They will need help regulating their behaviour particularly when it come to what they have access to and the amount of time they have that access. It doesn’t come naturally and it’s not always easy to counter the forces of a fun filled, interactive screen that seems to answer so many of their perceived needs. So put in place the rules you want and the habits you want to nurture early. Moulding the behaviours and habits of a toddler or preschooler, or even primary school child, is a lot, lot easier than trying to change the habits that have become entrenched behaviours of a teenager
Recognise that not all tech is created equal
There are a gazilllion apps aimed at toddlers and preschoolers in the app store. In fact it is the most popular paid category of apps. Some of them are great. Some of them are rubbish. View a game first, check reviews and even play it before handing over to your child. It may just be an annoying accent you don’t want to hear on repetition, or it may be something that is pretty mind numbing and not in any way interactive or valuable in terms of a learning tool. If in doubt you can use commonsensemedia.org who will review every app, game, book, movie and media.
Use settings but don’t rely on them

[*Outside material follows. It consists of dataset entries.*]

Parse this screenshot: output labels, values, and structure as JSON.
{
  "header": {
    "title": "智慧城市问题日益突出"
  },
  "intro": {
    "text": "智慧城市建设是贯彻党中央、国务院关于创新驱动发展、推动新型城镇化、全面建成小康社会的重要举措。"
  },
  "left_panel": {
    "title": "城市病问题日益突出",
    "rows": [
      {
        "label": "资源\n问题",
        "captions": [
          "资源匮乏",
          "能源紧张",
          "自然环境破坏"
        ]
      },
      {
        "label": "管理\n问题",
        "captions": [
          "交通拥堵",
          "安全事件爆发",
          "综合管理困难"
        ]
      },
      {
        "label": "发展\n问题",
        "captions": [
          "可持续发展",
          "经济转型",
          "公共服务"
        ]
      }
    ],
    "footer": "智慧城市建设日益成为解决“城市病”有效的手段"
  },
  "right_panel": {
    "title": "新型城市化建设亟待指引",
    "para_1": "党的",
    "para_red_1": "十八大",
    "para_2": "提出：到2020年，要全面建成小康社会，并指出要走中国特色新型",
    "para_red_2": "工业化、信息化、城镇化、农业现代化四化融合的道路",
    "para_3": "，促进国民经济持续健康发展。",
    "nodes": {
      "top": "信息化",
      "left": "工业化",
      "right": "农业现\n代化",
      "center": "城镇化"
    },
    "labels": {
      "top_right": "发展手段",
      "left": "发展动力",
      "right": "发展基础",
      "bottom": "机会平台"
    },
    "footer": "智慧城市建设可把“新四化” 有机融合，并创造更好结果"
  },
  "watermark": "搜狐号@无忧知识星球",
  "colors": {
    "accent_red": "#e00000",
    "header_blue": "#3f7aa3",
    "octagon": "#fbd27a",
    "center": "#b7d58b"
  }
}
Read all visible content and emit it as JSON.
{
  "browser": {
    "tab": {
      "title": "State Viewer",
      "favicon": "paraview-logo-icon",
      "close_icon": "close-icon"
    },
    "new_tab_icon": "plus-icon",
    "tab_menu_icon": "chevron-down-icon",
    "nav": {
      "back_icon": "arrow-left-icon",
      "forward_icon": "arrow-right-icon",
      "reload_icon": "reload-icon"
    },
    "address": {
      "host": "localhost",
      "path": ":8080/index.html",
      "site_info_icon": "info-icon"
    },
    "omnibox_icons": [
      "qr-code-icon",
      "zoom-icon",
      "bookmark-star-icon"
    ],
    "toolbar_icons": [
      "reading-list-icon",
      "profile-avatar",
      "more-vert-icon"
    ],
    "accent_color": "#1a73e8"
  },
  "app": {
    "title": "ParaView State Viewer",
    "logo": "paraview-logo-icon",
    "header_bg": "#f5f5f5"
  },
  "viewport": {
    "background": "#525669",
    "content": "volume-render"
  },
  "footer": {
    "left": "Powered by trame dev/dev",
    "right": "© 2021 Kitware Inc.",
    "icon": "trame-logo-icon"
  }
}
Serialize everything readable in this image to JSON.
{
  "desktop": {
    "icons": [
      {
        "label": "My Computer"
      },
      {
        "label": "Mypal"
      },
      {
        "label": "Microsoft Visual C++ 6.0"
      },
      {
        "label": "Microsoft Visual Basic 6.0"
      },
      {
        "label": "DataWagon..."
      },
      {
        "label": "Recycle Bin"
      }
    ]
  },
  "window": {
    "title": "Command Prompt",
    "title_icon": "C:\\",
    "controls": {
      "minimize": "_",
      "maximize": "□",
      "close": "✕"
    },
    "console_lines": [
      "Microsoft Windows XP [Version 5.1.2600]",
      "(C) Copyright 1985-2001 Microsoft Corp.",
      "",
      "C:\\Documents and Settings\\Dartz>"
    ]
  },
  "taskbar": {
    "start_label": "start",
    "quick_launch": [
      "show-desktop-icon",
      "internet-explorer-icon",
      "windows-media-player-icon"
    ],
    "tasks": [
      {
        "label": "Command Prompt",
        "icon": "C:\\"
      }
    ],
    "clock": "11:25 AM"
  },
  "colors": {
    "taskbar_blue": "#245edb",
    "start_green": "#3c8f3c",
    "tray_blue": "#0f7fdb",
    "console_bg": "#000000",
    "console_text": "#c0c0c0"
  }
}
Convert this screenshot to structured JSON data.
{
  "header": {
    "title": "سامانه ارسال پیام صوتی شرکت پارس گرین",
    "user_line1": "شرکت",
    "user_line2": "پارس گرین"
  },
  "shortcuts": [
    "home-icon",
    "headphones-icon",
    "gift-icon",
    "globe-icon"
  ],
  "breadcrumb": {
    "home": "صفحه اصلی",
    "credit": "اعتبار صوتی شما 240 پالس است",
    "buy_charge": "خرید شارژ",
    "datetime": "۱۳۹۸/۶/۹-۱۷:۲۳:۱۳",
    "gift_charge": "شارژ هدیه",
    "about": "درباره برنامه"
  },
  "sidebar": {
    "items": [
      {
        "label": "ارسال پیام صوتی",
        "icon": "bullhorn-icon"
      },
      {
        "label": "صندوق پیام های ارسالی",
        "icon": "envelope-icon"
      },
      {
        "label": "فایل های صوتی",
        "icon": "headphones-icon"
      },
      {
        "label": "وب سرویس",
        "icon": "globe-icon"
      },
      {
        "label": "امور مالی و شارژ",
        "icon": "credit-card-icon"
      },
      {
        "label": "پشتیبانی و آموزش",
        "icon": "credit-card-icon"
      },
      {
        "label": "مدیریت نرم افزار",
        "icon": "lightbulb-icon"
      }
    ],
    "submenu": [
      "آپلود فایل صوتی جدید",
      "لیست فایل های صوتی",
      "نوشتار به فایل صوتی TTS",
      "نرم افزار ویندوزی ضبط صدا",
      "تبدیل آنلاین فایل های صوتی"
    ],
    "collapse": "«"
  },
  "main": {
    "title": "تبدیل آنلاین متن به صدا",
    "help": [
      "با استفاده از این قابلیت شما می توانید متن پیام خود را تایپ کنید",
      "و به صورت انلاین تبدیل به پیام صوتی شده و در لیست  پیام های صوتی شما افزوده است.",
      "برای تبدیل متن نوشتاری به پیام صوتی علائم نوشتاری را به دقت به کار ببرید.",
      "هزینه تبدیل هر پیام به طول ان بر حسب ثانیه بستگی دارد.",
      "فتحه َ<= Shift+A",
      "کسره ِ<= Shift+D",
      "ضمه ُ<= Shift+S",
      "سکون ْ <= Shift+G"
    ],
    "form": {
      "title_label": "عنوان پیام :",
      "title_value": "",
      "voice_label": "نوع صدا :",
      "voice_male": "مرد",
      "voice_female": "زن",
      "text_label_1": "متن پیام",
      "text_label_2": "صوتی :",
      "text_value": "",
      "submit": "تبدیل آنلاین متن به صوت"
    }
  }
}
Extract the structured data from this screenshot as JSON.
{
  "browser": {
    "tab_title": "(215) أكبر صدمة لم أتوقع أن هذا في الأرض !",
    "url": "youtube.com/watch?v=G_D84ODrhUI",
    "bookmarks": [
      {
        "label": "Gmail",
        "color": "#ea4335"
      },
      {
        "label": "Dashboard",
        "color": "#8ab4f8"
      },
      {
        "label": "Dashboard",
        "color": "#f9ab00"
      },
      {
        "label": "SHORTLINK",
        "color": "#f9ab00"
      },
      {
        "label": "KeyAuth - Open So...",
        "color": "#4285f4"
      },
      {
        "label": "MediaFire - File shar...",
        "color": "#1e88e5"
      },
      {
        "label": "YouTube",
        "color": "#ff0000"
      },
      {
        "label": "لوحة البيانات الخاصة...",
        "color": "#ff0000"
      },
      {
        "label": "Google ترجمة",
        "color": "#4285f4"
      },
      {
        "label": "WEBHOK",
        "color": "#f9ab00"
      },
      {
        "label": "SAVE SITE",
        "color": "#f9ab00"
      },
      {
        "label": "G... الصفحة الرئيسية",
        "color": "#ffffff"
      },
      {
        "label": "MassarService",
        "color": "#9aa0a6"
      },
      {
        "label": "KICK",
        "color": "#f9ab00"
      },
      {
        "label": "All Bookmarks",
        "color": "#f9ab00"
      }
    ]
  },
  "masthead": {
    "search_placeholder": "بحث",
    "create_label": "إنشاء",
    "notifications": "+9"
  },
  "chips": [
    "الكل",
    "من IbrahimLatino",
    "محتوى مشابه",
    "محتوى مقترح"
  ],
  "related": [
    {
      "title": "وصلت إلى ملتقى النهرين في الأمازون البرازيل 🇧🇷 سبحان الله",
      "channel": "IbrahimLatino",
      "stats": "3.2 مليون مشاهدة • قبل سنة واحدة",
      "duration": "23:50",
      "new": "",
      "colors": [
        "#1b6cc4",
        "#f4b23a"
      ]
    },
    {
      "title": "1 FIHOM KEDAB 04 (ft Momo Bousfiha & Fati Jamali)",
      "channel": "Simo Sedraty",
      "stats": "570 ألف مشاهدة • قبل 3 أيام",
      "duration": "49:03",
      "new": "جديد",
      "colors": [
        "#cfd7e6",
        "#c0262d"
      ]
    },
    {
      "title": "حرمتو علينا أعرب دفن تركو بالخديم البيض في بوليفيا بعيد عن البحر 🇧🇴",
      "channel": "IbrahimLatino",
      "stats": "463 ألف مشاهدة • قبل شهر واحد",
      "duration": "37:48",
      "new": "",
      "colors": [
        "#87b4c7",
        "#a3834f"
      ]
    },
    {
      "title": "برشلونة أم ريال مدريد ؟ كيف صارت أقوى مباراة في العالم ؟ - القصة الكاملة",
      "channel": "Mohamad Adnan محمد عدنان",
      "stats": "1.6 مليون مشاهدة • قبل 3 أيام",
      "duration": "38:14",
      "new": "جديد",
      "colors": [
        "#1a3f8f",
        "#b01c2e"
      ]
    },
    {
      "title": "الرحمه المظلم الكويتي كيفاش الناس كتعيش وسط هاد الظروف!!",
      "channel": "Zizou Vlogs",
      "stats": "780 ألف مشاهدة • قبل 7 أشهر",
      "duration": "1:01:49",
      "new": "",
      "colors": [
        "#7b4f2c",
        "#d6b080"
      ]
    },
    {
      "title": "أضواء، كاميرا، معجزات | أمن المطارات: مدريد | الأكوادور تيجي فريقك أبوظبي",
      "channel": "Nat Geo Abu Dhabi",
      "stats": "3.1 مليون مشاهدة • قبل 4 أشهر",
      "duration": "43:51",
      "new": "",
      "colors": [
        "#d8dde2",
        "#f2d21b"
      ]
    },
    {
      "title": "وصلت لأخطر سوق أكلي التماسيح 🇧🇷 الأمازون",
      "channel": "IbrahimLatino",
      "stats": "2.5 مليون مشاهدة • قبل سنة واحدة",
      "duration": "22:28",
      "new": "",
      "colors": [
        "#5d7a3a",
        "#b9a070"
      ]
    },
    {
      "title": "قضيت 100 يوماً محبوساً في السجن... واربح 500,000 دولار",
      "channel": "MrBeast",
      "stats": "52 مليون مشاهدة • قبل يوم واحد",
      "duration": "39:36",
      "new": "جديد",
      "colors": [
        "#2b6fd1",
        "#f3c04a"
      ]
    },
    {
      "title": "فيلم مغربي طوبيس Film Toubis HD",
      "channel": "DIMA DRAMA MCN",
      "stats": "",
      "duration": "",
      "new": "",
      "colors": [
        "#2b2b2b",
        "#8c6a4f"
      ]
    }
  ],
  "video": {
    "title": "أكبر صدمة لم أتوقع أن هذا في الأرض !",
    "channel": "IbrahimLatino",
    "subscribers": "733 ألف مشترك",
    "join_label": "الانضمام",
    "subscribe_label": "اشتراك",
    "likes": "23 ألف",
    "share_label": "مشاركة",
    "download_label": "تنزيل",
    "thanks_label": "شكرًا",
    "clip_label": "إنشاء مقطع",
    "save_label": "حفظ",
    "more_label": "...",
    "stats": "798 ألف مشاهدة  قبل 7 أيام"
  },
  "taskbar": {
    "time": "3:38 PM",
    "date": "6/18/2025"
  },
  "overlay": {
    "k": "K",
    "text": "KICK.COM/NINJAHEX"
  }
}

Setting up our apps and games and devices is an imperative way to help protect our kids from inappropriate content. However, we can’t be lulled in to a false sense of security particularly with platforms such as Youtube and Youtube kids. The content on Youtube is not pre moderated, so there is no guarantee that unhelpful, inappropriate or downright disgusting stuff may not seep through. These sites rely on people reporting bad content, and then they go through a process or reviewing and moderating and then possibly taking it down. All the while it has done the rounds, been shared and viewed by many, many innocent eyes. Look to ABCKids, Netflix Kids, Foxtel Kids or anywhere where you can curate the viewing and hand pick the content they watch.
Monitor and model
Obviously when kids are young we want to be monitoring all they are doing online but we also want to be modelling good behaviours too. We can tell kids until we’re blue in the face the things we want them to do and the ways we’d like them to act. But in the end, they will very much be modelling their behaviours on what they see from us. So think about how you are using your devices in front of other people, the role it plays in your life and the things you do with the technology. Of course that’s not to say we can’t use it and enjoy it in front of them….but just be mindful of the behaviours we are showing them .
Remember we know what works
They need the security and consistency of all those things we know makes for healthy development. Routine and boundaries, good sleep and plenty of it, good food, active play to run and jump and explore and develop gross motor skills. Time to make, draw and create and develop those fine motor skills. They need a whole range of experiences and exposure to ensure those little brains are making the most useful connections to grow to their potential.
Prioritise human relationships and connection
They need us and our cuddles and our laps. They need our interaction and our reading and our songs. Remember that you are still the parent and you must play the role of helping our kids manage their screentime as they grow. They will face some pretty compelling reasons to stay playing with a device, so as parents we need to help them with that. We need to recognise that whilst we too may find it difficult to manage our screentime habits, we therefore certainly cannot afford to expect our kids to be able to adequately mange theirs without our input. So remember we are ultimately in charge of how those habits start forming and turn in to life long behaviours.
And finally, always remember that the most important connection of all is the one you have with your child. Do that, and your kids will go a long way to reaching potential, maintaining physical, cognitive, social and emotional wellbeing, and they will continue to thrive in a screen filled world.